Hannah Jane Peterson, Klea Blackhurst, John Fricke


At the tender age of 18, Peterson is presented with The Julie Wilson Award (endowed by Linda and Peter Hanson), because, it states, she “…would earn the benediction of this award’s namesake.”

The gracious appearance of concert/opera singer Stephanie Blythe is a highlight. Ms. Blythe, who earlier this year volunteered to do a benefit concert for the Foundation, has, it seems, a soft spot for cabaret. “It’s a dream to be here tonight,” the vocalist tells us.


Stephanie Blythe


“If you don’t mind I’m just gonna take out my cheat sheet, she continues, reaching into her “stage purse” (bodice). Blythe then unleashes a galvanic “I Don’t Care” (Jean Lennox/Harry O. Sutton), joyously bouncing and swinging her arms. Between the first and second verse, she ceremoniously mops her brow “Madame Butterflies wish they could do this;” before the last, she tosses the lyrics over her shoulder. A wonderfully abandoned performance. The crowd roars. Drew Wutke-piano

“If there were still vaudeville and song writers like Irving Berlin, there’s no question this artist would be playing the Palace fifty-two weeks a year,” Fricke says introducing the beloved Sidney Myer. “When the Midnight Choo Choo Leaves for Alabam” (Irving Berlin) is predictably fresh and chipper.


Sidney Myer

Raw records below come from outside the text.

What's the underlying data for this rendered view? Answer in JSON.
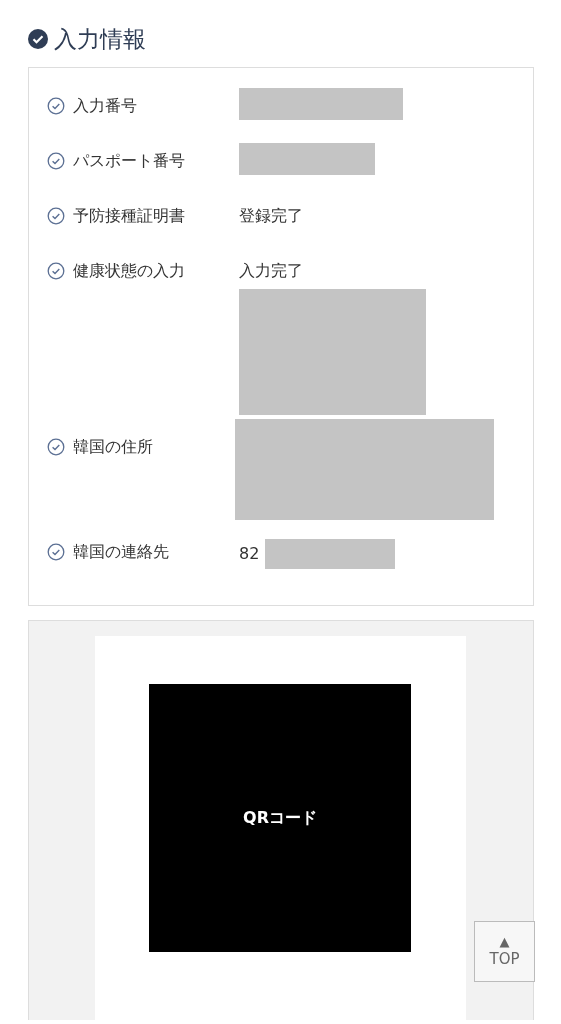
{
  "section": {
    "title": "入力情報"
  },
  "fields": [
    {
      "label": "入力番号",
      "kind": "long"
    },
    {
      "label": "パスポート番号",
      "kind": "short"
    },
    {
      "label": "予防接種証明書",
      "value": "登録完了",
      "kind": "plain"
    },
    {
      "label": "健康状態の入力",
      "value": "入力完了",
      "kind": "below"
    },
    {
      "label": "韓国の住所",
      "kind": "wide"
    },
    {
      "label": "韓国の連絡先",
      "value": "82",
      "kind": "inline"
    }
  ],
  "qr": {
    "caption": "QRコード"
  },
  "top_button": {
    "arrow": "▲",
    "label": "TOP"
  }
}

Garland was a kind of lighthouse to Myer during painful school years. He’s been devoted to her ever since. Asked to share a childhood story of his meeting the star, he tremulously lays himself bare. (Read my profile of Myer for the story.) By the time he segues into “It’s All for You” …I live for your sake…(John Meyer), emotion occupies every fiber, every lyric. I for one, have tears in my eyes. A remarkably moving performance. Tracy Stark-piano

A third home run is delivered by the splendid Karen Mason who was the first of several to request “The Man That Got Away.” (Harold Arlen/Ira Gershwin) The actress delivers a muscular, sensationally controlled interpretation. “There were four cities in the world Judy especially loved: New York, London, San Francisco, and this one…” introduces an equally dynamic “Chicago.” Wowza. Jon Weber-piano

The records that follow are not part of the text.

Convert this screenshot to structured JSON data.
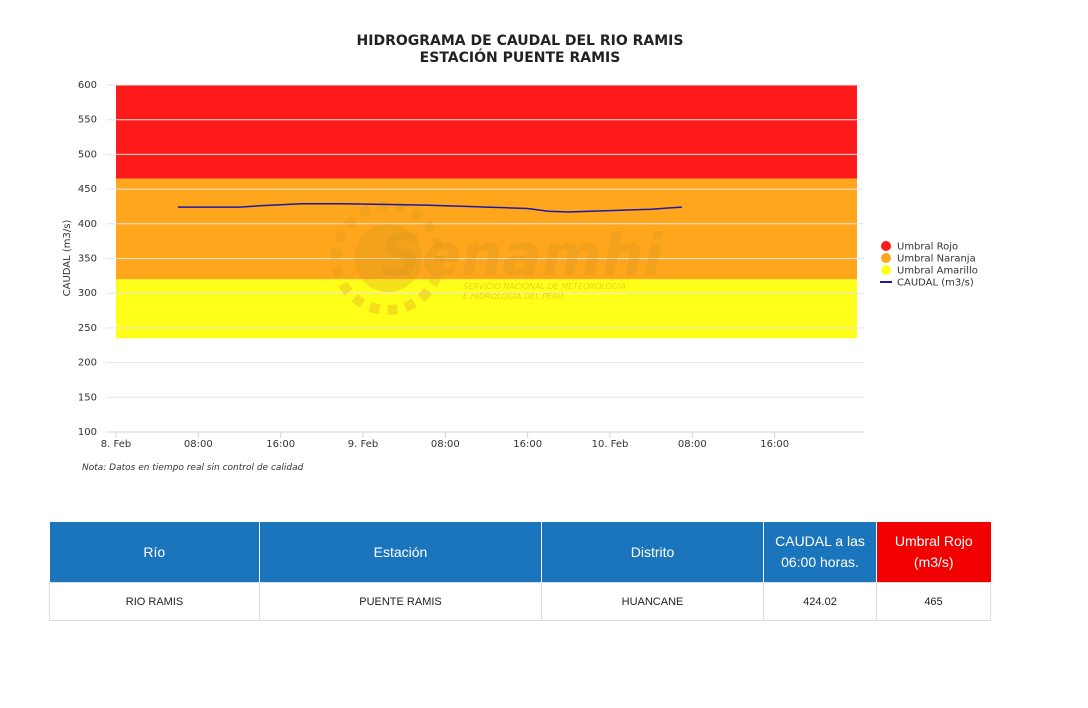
{
  "chart_data": {
    "type": "line",
    "title": "HIDROGRAMA DE CAUDAL DEL RIO RAMIS",
    "subtitle": "ESTACIÓN PUENTE RAMIS",
    "ylabel": "CAUDAL (m3/s)",
    "ylim": [
      100,
      600
    ],
    "yticks": [
      100,
      150,
      200,
      250,
      300,
      350,
      400,
      450,
      500,
      550,
      600
    ],
    "xlim_hours": [
      0,
      72
    ],
    "xticks": [
      {
        "h": 0,
        "label": "8. Feb"
      },
      {
        "h": 8,
        "label": "08:00"
      },
      {
        "h": 16,
        "label": "16:00"
      },
      {
        "h": 24,
        "label": "9. Feb"
      },
      {
        "h": 32,
        "label": "08:00"
      },
      {
        "h": 40,
        "label": "16:00"
      },
      {
        "h": 48,
        "label": "10. Feb"
      },
      {
        "h": 56,
        "label": "08:00"
      },
      {
        "h": 64,
        "label": "16:00"
      }
    ],
    "bands": [
      {
        "name": "Umbral Rojo",
        "from": 465,
        "to": 600,
        "color": "#ff1a1a"
      },
      {
        "name": "Umbral Naranja",
        "from": 320,
        "to": 465,
        "color": "#ffa61c"
      },
      {
        "name": "Umbral Amarillo",
        "from": 235,
        "to": 320,
        "color": "#ffff1a"
      }
    ],
    "series": [
      {
        "name": "CAUDAL (m3/s)",
        "color": "#1a1aaa",
        "points": [
          [
            6,
            424
          ],
          [
            8,
            424
          ],
          [
            12,
            424
          ],
          [
            14,
            426
          ],
          [
            18,
            429
          ],
          [
            22,
            429
          ],
          [
            26,
            428
          ],
          [
            30,
            427
          ],
          [
            34,
            425
          ],
          [
            36,
            424
          ],
          [
            38,
            423
          ],
          [
            40,
            422
          ],
          [
            42,
            418
          ],
          [
            44,
            417
          ],
          [
            46,
            418
          ],
          [
            48,
            419
          ],
          [
            50,
            420
          ],
          [
            52,
            421
          ],
          [
            54,
            423
          ],
          [
            55,
            424
          ]
        ]
      }
    ],
    "legend": [
      {
        "label": "Umbral Rojo",
        "color": "#ff1a1a",
        "kind": "dot"
      },
      {
        "label": "Umbral Naranja",
        "color": "#ffa61c",
        "kind": "dot"
      },
      {
        "label": "Umbral Amarillo",
        "color": "#ffff1a",
        "kind": "dot"
      },
      {
        "label": "CAUDAL (m3/s)",
        "color": "#1a1aaa",
        "kind": "line"
      }
    ],
    "legend_position": "right",
    "note": "Nota: Datos en tiempo real sin control de calidad"
  },
  "watermark": {
    "brand": "Senamhi",
    "line1": "SERVICIO NACIONAL DE METEOROLOGÍA",
    "line2": "E HIDROLOGÍA DEL PERÚ"
  },
  "table": {
    "headers": [
      "Río",
      "Estación",
      "Distrito",
      "CAUDAL a las 06:00 horas.",
      "Umbral Rojo (m3/s)"
    ],
    "row": [
      "RIO RAMIS",
      "PUENTE RAMIS",
      "HUANCANE",
      "424.02",
      "465"
    ]
  }
}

Karen Mason, Leanne Borghesi


The familiar “Trolley Song” (Hugh Martin/Ralph Blane) and “San Francisco” (Bronislaw Kaper & Walter Jurmann/Gus Kahn) arrives by way of Leanne Borghesi, whose clarion vocal is rife with affection. The latter is round-edged, enriched by growl, sax, and music hall coloring. “Alone Together” is sultry. (Arthur Schwartz/Howard Dietz) Additional musicians – Brandon Adams-piano, Owen Broder- very cool sax and clarinet

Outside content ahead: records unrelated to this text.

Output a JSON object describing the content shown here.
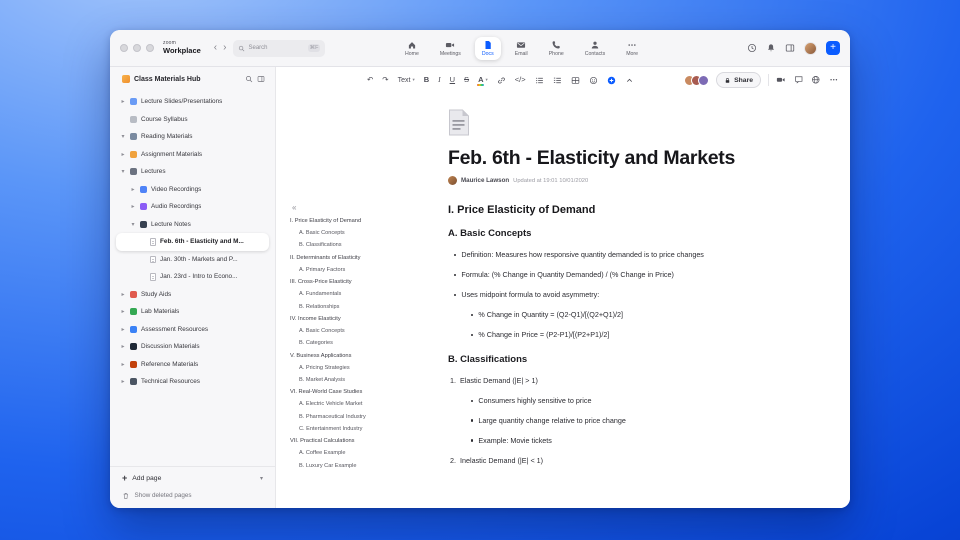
{
  "colors": {
    "accent": "#0B5CFF"
  },
  "titlebar": {
    "brand_top": "zoom",
    "brand_bottom": "Workplace",
    "search_placeholder": "Search",
    "search_shortcut": "⌘F",
    "tabs": [
      {
        "label": "Home",
        "icon": "home-icon",
        "active": false
      },
      {
        "label": "Meetings",
        "icon": "meetings-icon",
        "active": false
      },
      {
        "label": "Docs",
        "icon": "docs-icon",
        "active": true
      },
      {
        "label": "Email",
        "icon": "email-icon",
        "active": false
      },
      {
        "label": "Phone",
        "icon": "phone-icon",
        "active": false
      },
      {
        "label": "Contacts",
        "icon": "contacts-icon",
        "active": false
      },
      {
        "label": "More",
        "icon": "more-icon",
        "active": false
      }
    ],
    "right_items": [
      {
        "name": "history",
        "icon": "clock-icon"
      },
      {
        "name": "notifications",
        "icon": "bell-icon"
      },
      {
        "name": "layout",
        "icon": "panel-icon"
      }
    ]
  },
  "sidebar": {
    "title": "Class Materials Hub",
    "add_page": "Add page",
    "show_deleted": "Show deleted pages",
    "tree": [
      {
        "label": "Lecture Slides/Presentations",
        "icon": "slides-icon",
        "icon_color": "#6A9BF5",
        "level": 0,
        "chevron": "right",
        "selected": false
      },
      {
        "label": "Course Syllabus",
        "icon": "syllabus-icon",
        "icon_color": "#B8BCC4",
        "level": 0,
        "chevron": "none",
        "selected": false
      },
      {
        "label": "Reading Materials",
        "icon": "reading-icon",
        "icon_color": "#7A8AA0",
        "level": 0,
        "chevron": "down",
        "selected": false
      },
      {
        "label": "Assignment Materials",
        "icon": "assignment-icon",
        "icon_color": "#F0A23E",
        "level": 0,
        "chevron": "right",
        "selected": false
      },
      {
        "label": "Lectures",
        "icon": "lectures-icon",
        "icon_color": "#6B7280",
        "level": 0,
        "chevron": "down",
        "selected": false
      },
      {
        "label": "Video Recordings",
        "icon": "video-icon",
        "icon_color": "#4F83F7",
        "level": 1,
        "chevron": "right",
        "selected": false
      },
      {
        "label": "Audio Recordings",
        "icon": "audio-icon",
        "icon_color": "#8B5CF6",
        "level": 1,
        "chevron": "right",
        "selected": false
      },
      {
        "label": "Lecture Notes",
        "icon": "notes-icon",
        "icon_color": "#374151",
        "level": 1,
        "chevron": "down",
        "selected": false
      },
      {
        "label": "Feb. 6th - Elasticity and M...",
        "icon": "page-icon",
        "icon_type": "page",
        "level": 2,
        "chevron": "none",
        "selected": true
      },
      {
        "label": "Jan. 30th - Markets and P...",
        "icon": "page-icon",
        "icon_type": "page",
        "level": 2,
        "chevron": "none",
        "selected": false
      },
      {
        "label": "Jan. 23rd - Intro to Econo...",
        "icon": "page-icon",
        "icon_type": "page",
        "level": 2,
        "chevron": "none",
        "selected": false
      },
      {
        "label": "Study Aids",
        "icon": "study-aids-icon",
        "icon_color": "#E05A4E",
        "level": 0,
        "chevron": "right",
        "selected": false
      },
      {
        "label": "Lab Materials",
        "icon": "lab-icon",
        "icon_color": "#34A853",
        "level": 0,
        "chevron": "right",
        "selected": false
      },
      {
        "label": "Assessment Resources",
        "icon": "assessment-icon",
        "icon_color": "#3B82F6",
        "level": 0,
        "chevron": "right",
        "selected": false
      },
      {
        "label": "Discussion Materials",
        "icon": "discussion-icon",
        "icon_color": "#1F2937",
        "level": 0,
        "chevron": "right",
        "selected": false
      },
      {
        "label": "Reference Materials",
        "icon": "reference-icon",
        "icon_color": "#C2410C",
        "level": 0,
        "chevron": "right",
        "selected": false
      },
      {
        "label": "Technical Resources",
        "icon": "technical-icon",
        "icon_color": "#4B5563",
        "level": 0,
        "chevron": "right",
        "selected": false
      }
    ]
  },
  "doc_toolbar": {
    "share_label": "Share",
    "collaborator_colors": [
      "#C98A60",
      "#A85B50",
      "#7D6BB5"
    ],
    "items": [
      {
        "name": "undo",
        "glyph": "↶"
      },
      {
        "name": "redo",
        "glyph": "↷"
      },
      {
        "name": "text-style",
        "label": "Text",
        "dropdown": true
      },
      {
        "name": "bold",
        "glyph": "B",
        "style": "bold"
      },
      {
        "name": "italic",
        "glyph": "I",
        "style": "italic"
      },
      {
        "name": "underline",
        "glyph": "U",
        "style": "underline"
      },
      {
        "name": "strikethrough",
        "glyph": "S",
        "style": "strike"
      },
      {
        "name": "text-color",
        "glyph": "A",
        "style": "color",
        "dropdown": true
      },
      {
        "name": "link",
        "icon": "link-icon"
      },
      {
        "name": "code",
        "glyph": "</>"
      },
      {
        "name": "bulleted-list",
        "icon": "list-icon"
      },
      {
        "name": "numbered-list",
        "icon": "numlist-icon"
      },
      {
        "name": "table",
        "icon": "table-icon"
      },
      {
        "name": "emoji",
        "icon": "emoji-icon"
      },
      {
        "name": "insert",
        "icon": "plus-icon",
        "accent": true
      },
      {
        "name": "collapse-toolbar",
        "icon": "chevron-up-icon"
      }
    ],
    "right_items": [
      {
        "name": "video",
        "icon": "camera-icon"
      },
      {
        "name": "comments",
        "icon": "comment-icon"
      },
      {
        "name": "language",
        "icon": "globe-icon"
      },
      {
        "name": "more-options",
        "icon": "more-dots-icon"
      }
    ]
  },
  "document": {
    "title": "Feb. 6th - Elasticity and Markets",
    "author": "Maurice Lawson",
    "updated": "Updated at 19:01 10/01/2020",
    "outline_collapse": "«",
    "outline": [
      {
        "text": "I. Price Elasticity of Demand",
        "level": 0
      },
      {
        "text": "A. Basic Concepts",
        "level": 1
      },
      {
        "text": "B. Classifications",
        "level": 1
      },
      {
        "text": "II. Determinants of Elasticity",
        "level": 0
      },
      {
        "text": "A. Primary Factors",
        "level": 1
      },
      {
        "text": "III. Cross-Price Elasticity",
        "level": 0
      },
      {
        "text": "A. Fundamentals",
        "level": 1
      },
      {
        "text": "B. Relationships",
        "level": 1
      },
      {
        "text": "IV. Income Elasticity",
        "level": 0
      },
      {
        "text": "A. Basic Concepts",
        "level": 1
      },
      {
        "text": "B. Categories",
        "level": 1
      },
      {
        "text": "V. Business Applications",
        "level": 0
      },
      {
        "text": "A. Pricing Strategies",
        "level": 1
      },
      {
        "text": "B. Market Analysis",
        "level": 1
      },
      {
        "text": "VI. Real-World Case Studies",
        "level": 0
      },
      {
        "text": "A. Electric Vehicle Market",
        "level": 1
      },
      {
        "text": "B. Pharmaceutical Industry",
        "level": 1
      },
      {
        "text": "C. Entertainment Industry",
        "level": 1
      },
      {
        "text": "VII. Practical Calculations",
        "level": 0
      },
      {
        "text": "A. Coffee Example",
        "level": 1
      },
      {
        "text": "B. Luxury Car Example",
        "level": 1
      }
    ],
    "body": [
      {
        "type": "h2",
        "text": "I. Price Elasticity of Demand"
      },
      {
        "type": "h3",
        "text": "A. Basic Concepts"
      },
      {
        "type": "bullet",
        "level": 0,
        "text": "Definition: Measures how responsive quantity demanded is to price changes"
      },
      {
        "type": "bullet",
        "level": 0,
        "text": "Formula: (% Change in Quantity Demanded) / (% Change in Price)"
      },
      {
        "type": "bullet",
        "level": 0,
        "text": "Uses midpoint formula to avoid asymmetry:"
      },
      {
        "type": "bullet",
        "level": 1,
        "text": "% Change in Quantity = (Q2-Q1)/[(Q2+Q1)/2]"
      },
      {
        "type": "bullet",
        "level": 1,
        "text": "% Change in Price = (P2-P1)/[(P2+P1)/2]"
      },
      {
        "type": "h3",
        "text": "B. Classifications"
      },
      {
        "type": "number",
        "num": "1.",
        "text": "Elastic Demand (|E| > 1)"
      },
      {
        "type": "bullet",
        "level": 1,
        "text": "Consumers highly sensitive to price"
      },
      {
        "type": "bullet",
        "level": 1,
        "text": "Large quantity change relative to price change"
      },
      {
        "type": "bullet",
        "level": 1,
        "text": "Example: Movie tickets"
      },
      {
        "type": "number",
        "num": "2.",
        "text": "Inelastic Demand (|E| < 1)"
      }
    ]
  }
}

“A Pretty Girl Milking Her Cow” is an 18th Century Irish ballad rendered as swing by Garland in Little Nellie Kelley. (Additional lyrics by Roger Edens) Host Klea Blackhurst does admirable justice to the unexpected material, first, with Irish accent as a lovely folk tune, then morphing into inimitably resonant swing – Jon Weber-piano


Klea Blackhurst


At this point, the lights dim evoking atmosphere in which we hear Garland’s own voice sing “Somewhere Over the Rainbow.” Due to technical issues, however, the recording stops after two lines. Veterans Blackhurst and Fricke spontaneously return to the stage and lead the audience in the song’s final verse. A graceful save, overflowing with bonhomie.

The evening also features: Will Nunziata and Anthony Nunzia’s highly animated, declaratory counterpoint “Get Happy” (Harold Arlen/Ted Koehler) and “Happy Days Are Here Again” (Milton Ager/ Jack Yellen); Nathan Chang; Natalie Douglas; Ruby Rakos, direct from having played Garland at The Papermill Playhouse- fabulous instrument, no warmth; and the polished styling of Billy Stritch.


Photos by Richard Termine


Mabel Mercer Foundation presents The 30th New York Cabaret Convention-Third Night – Judy! A Garland of Song

Hosts Klea Blackhurst and John Fricke

Jon Weber/MD; Bass-Steve Doyle, Drums- Dave Silliman

Jazz at Lincoln Center’s Rose Theater Frederick P. Rose Hall

Broadway at 60th Street

The Mabel Mercer Foundation: